Extracted data entries
--- --- ---

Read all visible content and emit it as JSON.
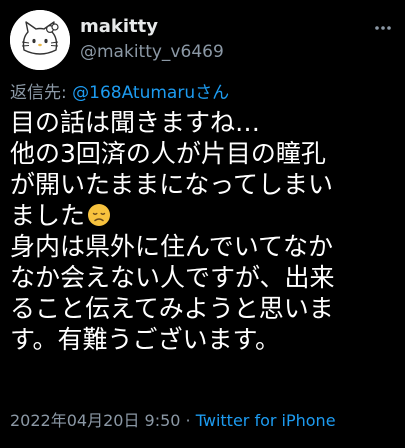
{
  "user": {
    "display_name": "makitty",
    "handle": "@makitty_v6469",
    "avatar_icon": "kitty-avatar"
  },
  "reply": {
    "prefix": "返信先: ",
    "to_user": "@168Atumaruさん"
  },
  "tweet": {
    "lines": [
      "目の話は聞きますね…",
      "他の3回済の人が片目の瞳孔",
      "が開いたままになってしまい",
      "ました",
      "身内は県外に住んでいてなか",
      "なか会えない人ですが、出来",
      "ること伝えてみようと思いま",
      "す。有難うございます。"
    ],
    "emoji_icon": "disappointed-face-emoji"
  },
  "meta": {
    "timestamp": "2022年04月20日 9:50",
    "separator": " · ",
    "source": "Twitter for iPhone"
  },
  "colors": {
    "background": "#000000",
    "text": "#ffffff",
    "secondary": "#8b98a5",
    "link": "#1d9bf0"
  }
}
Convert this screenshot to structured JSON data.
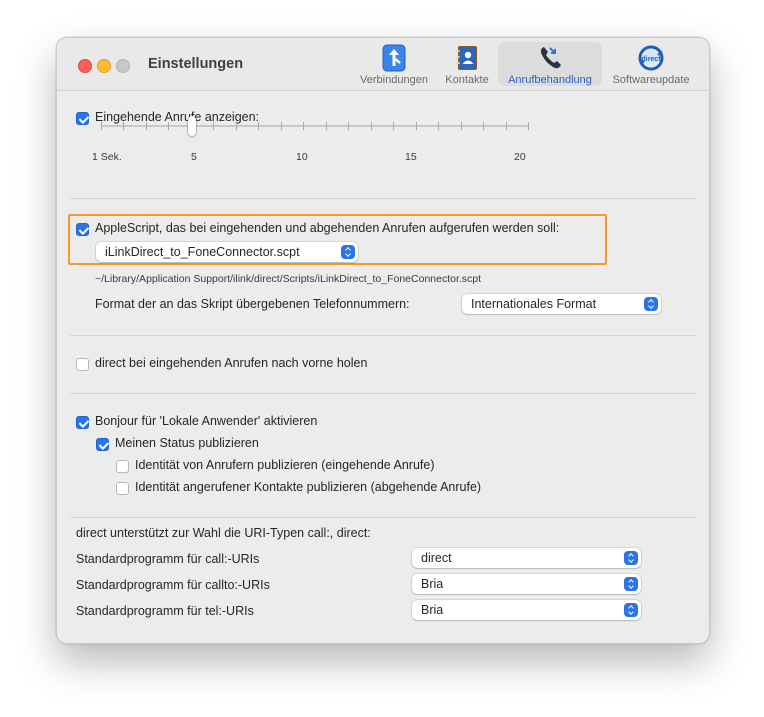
{
  "window": {
    "title": "Einstellungen"
  },
  "toolbar": {
    "items": [
      {
        "label": "Verbindungen",
        "icon": "connections-icon",
        "active": false
      },
      {
        "label": "Kontakte",
        "icon": "contacts-icon",
        "active": false
      },
      {
        "label": "Anrufbehandlung",
        "icon": "phone-handling-icon",
        "active": true
      },
      {
        "label": "Softwareupdate",
        "icon": "software-update-icon",
        "active": false
      }
    ]
  },
  "incoming": {
    "checkbox_label": "Eingehende Anrufe anzeigen:",
    "checked": true,
    "slider": {
      "value": 5,
      "min": 1,
      "max": 20,
      "tick_labels": [
        "1 Sek.",
        "5",
        "10",
        "15",
        "20"
      ]
    }
  },
  "applescript": {
    "checkbox_label": "AppleScript, das bei eingehenden und abgehenden Anrufen aufgerufen werden soll:",
    "checked": true,
    "script_popup": "iLinkDirect_to_FoneConnector.scpt",
    "path": "~/Library/Application Support/ilink/direct/Scripts/iLinkDirect_to_FoneConnector.scpt",
    "format_label": "Format der an das Skript übergebenen Telefonnummern:",
    "format_value": "Internationales Format",
    "highlight_color": "#f39a2a"
  },
  "bring_front": {
    "checkbox_label": "direct bei eingehenden Anrufen nach vorne holen",
    "checked": false
  },
  "bonjour": {
    "checkbox_label": "Bonjour für 'Lokale Anwender' aktivieren",
    "checked": true,
    "publish_status_label": "Meinen Status publizieren",
    "publish_status_checked": true,
    "caller_identity_label": "Identität von Anrufern publizieren (eingehende Anrufe)",
    "caller_identity_checked": false,
    "callee_identity_label": "Identität angerufener Kontakte publizieren (abgehende Anrufe)",
    "callee_identity_checked": false
  },
  "uri": {
    "intro": "direct unterstützt zur Wahl die URI-Typen call:, direct:",
    "rows": [
      {
        "label": "Standardprogramm für call:-URIs",
        "value": "direct"
      },
      {
        "label": "Standardprogramm für callto:-URIs",
        "value": "Bria"
      },
      {
        "label": "Standardprogramm für tel:-URIs",
        "value": "Bria"
      }
    ]
  },
  "colors": {
    "accent": "#2a73e8",
    "active_tab": "#2a63c7"
  }
}
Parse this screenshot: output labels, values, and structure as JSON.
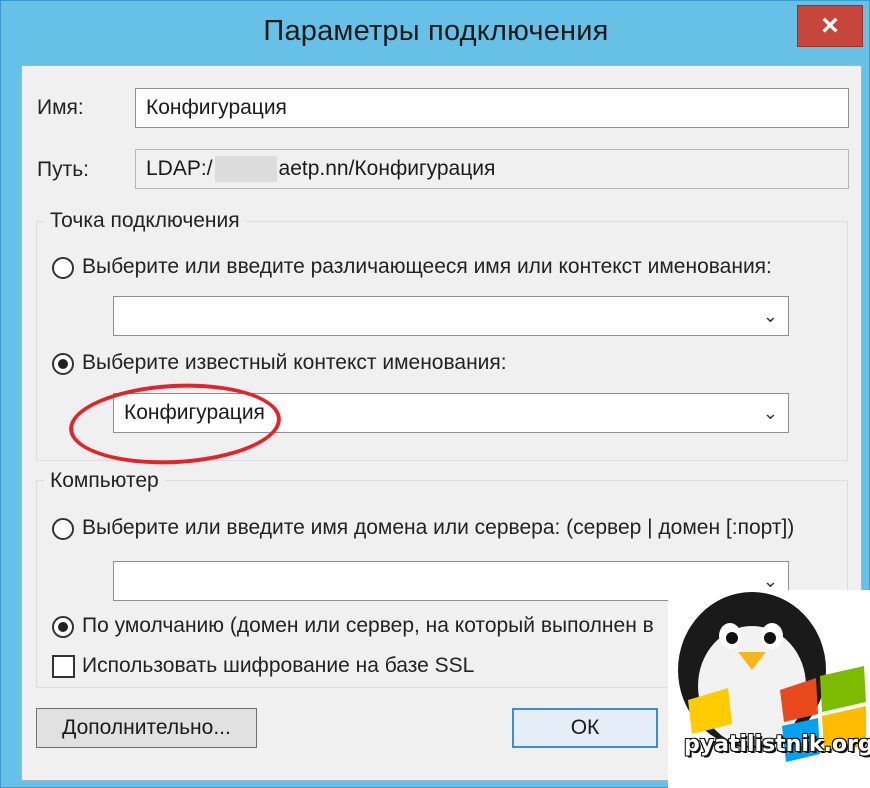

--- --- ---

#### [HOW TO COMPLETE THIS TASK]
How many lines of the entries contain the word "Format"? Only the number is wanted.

#### [REPLY TO THE EXERCISE]
2